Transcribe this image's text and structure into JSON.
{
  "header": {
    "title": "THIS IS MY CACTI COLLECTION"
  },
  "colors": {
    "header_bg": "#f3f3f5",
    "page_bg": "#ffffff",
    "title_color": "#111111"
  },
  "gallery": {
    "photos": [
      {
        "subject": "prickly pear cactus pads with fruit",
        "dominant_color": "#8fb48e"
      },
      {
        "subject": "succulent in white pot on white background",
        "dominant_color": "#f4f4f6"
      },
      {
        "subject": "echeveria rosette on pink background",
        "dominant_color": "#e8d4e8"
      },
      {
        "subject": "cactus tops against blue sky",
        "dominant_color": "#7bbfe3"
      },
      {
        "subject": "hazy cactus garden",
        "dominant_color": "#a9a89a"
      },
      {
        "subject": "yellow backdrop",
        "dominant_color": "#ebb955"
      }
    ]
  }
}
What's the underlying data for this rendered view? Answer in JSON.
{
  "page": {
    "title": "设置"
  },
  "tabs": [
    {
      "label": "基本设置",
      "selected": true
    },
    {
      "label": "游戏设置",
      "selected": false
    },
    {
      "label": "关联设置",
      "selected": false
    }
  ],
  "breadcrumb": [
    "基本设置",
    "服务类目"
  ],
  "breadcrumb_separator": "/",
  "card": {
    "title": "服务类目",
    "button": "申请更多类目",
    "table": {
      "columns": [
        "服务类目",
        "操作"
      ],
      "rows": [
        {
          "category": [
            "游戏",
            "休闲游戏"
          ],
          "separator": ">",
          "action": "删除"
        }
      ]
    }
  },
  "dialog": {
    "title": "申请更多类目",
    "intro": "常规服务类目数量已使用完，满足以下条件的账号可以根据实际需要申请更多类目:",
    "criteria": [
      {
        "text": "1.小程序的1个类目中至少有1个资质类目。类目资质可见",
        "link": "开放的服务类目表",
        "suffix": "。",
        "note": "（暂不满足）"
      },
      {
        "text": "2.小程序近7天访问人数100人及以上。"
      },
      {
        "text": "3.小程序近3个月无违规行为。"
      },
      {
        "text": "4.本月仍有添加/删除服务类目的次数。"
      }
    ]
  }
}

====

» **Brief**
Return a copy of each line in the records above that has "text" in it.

» **Solved problem**
Transcribe this image's text and structure into JSON.
        "text": "1.小程序的1个类目中至少有1个资质类目。类目资质可见",
        "text": "2.小程序近7天访问人数100人及以上。"
        "text": "3.小程序近3个月无违规行为。"
        "text": "4.本月仍有添加/删除服务类目的次数。"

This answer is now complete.